--- Input for this task Enclosed Below ---
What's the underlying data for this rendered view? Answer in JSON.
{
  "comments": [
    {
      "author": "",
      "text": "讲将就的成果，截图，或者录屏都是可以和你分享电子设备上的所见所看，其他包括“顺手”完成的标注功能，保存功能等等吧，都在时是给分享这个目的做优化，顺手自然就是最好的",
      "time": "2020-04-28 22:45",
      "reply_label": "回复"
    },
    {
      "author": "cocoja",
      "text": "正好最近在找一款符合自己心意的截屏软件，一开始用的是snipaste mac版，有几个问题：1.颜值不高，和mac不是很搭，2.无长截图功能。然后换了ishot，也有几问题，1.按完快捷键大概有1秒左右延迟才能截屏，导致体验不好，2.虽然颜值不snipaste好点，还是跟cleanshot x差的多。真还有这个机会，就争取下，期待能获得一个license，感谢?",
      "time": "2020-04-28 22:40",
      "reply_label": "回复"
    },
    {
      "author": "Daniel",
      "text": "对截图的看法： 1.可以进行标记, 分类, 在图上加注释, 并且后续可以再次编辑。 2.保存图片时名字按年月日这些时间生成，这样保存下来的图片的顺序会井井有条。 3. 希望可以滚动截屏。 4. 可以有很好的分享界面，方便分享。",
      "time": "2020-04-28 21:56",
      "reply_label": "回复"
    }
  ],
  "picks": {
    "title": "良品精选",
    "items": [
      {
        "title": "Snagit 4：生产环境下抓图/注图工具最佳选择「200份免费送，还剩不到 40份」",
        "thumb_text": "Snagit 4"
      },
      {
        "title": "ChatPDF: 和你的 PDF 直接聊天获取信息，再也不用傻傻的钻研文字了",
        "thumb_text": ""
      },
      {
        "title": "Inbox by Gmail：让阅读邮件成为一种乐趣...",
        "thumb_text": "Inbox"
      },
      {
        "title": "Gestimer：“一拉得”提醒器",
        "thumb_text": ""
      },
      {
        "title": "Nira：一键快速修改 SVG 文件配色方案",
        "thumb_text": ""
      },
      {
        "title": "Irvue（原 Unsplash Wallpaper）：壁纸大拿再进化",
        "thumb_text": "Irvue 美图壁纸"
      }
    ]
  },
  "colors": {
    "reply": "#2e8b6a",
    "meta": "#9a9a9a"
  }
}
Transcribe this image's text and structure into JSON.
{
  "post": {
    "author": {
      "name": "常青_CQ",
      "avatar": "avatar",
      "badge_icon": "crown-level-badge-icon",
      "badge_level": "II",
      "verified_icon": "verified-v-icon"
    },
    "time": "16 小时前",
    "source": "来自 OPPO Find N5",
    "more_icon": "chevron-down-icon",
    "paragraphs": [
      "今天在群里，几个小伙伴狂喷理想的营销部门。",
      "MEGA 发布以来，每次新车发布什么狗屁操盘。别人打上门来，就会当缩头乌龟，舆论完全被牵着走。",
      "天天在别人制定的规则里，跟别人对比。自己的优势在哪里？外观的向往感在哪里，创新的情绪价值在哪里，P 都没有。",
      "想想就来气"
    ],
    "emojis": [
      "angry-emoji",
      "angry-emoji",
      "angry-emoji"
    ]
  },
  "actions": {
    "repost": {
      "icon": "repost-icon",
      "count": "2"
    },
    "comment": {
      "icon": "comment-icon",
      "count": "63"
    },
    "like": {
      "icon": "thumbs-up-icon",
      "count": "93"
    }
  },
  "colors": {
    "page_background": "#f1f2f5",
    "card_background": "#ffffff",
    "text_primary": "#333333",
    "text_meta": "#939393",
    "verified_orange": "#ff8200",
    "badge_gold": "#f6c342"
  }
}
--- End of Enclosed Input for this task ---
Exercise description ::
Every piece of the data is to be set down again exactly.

Response below ::
What's the underlying data for this rendered view? Answer in JSON.
{
  "comments": [
    {
      "author": "",
      "text": "讲将就的成果，截图，或者录屏都是可以和你分享电子设备上的所见所看，其他包括“顺手”完成的标注功能，保存功能等等吧，都在时是给分享这个目的做优化，顺手自然就是最好的",
      "time": "2020-04-28 22:45",
      "reply_label": "回复"
    },
    {
      "author": "cocoja",
      "text": "正好最近在找一款符合自己心意的截屏软件，一开始用的是snipaste mac版，有几个问题：1.颜值不高，和mac不是很搭，2.无长截图功能。然后换了ishot，也有几问题，1.按完快捷键大概有1秒左右延迟才能截屏，导致体验不好，2.虽然颜值不snipaste好点，还是跟cleanshot x差的多。真还有这个机会，就争取下，期待能获得一个license，感谢?",
      "time": "2020-04-28 22:40",
      "reply_label": "回复"
    },
    {
      "author": "Daniel",
      "text": "对截图的看法： 1.可以进行标记, 分类, 在图上加注释, 并且后续可以再次编辑。 2.保存图片时名字按年月日这些时间生成，这样保存下来的图片的顺序会井井有条。 3. 希望可以滚动截屏。 4. 可以有很好的分享界面，方便分享。",
      "time": "2020-04-28 21:56",
      "reply_label": "回复"
    }
  ],
  "picks": {
    "title": "良品精选",
    "items": [
      {
        "title": "Snagit 4：生产环境下抓图/注图工具最佳选择「200份免费送，还剩不到 40份」",
        "thumb_text": "Snagit 4"
      },
      {
        "title": "ChatPDF: 和你的 PDF 直接聊天获取信息，再也不用傻傻的钻研文字了",
        "thumb_text": ""
      },
      {
        "title": "Inbox by Gmail：让阅读邮件成为一种乐趣...",
        "thumb_text": "Inbox"
      },
      {
        "title": "Gestimer：“一拉得”提醒器",
        "thumb_text": ""
      },
      {
        "title": "Nira：一键快速修改 SVG 文件配色方案",
        "thumb_text": ""
      },
      {
        "title": "Irvue（原 Unsplash Wallpaper）：壁纸大拿再进化",
        "thumb_text": "Irvue 美图壁纸"
      }
    ]
  },
  "colors": {
    "reply": "#2e8b6a",
    "meta": "#9a9a9a"
  }
}
Transcribe this image's text and structure into JSON.
{
  "post": {
    "author": {
      "name": "常青_CQ",
      "avatar": "avatar",
      "badge_icon": "crown-level-badge-icon",
      "badge_level": "II",
      "verified_icon": "verified-v-icon"
    },
    "time": "16 小时前",
    "source": "来自 OPPO Find N5",
    "more_icon": "chevron-down-icon",
    "paragraphs": [
      "今天在群里，几个小伙伴狂喷理想的营销部门。",
      "MEGA 发布以来，每次新车发布什么狗屁操盘。别人打上门来，就会当缩头乌龟，舆论完全被牵着走。",
      "天天在别人制定的规则里，跟别人对比。自己的优势在哪里？外观的向往感在哪里，创新的情绪价值在哪里，P 都没有。",
      "想想就来气"
    ],
    "emojis": [
      "angry-emoji",
      "angry-emoji",
      "angry-emoji"
    ]
  },
  "actions": {
    "repost": {
      "icon": "repost-icon",
      "count": "2"
    },
    "comment": {
      "icon": "comment-icon",
      "count": "63"
    },
    "like": {
      "icon": "thumbs-up-icon",
      "count": "93"
    }
  },
  "colors": {
    "page_background": "#f1f2f5",
    "card_background": "#ffffff",
    "text_primary": "#333333",
    "text_meta": "#939393",
    "verified_orange": "#ff8200",
    "badge_gold": "#f6c342"
  }
}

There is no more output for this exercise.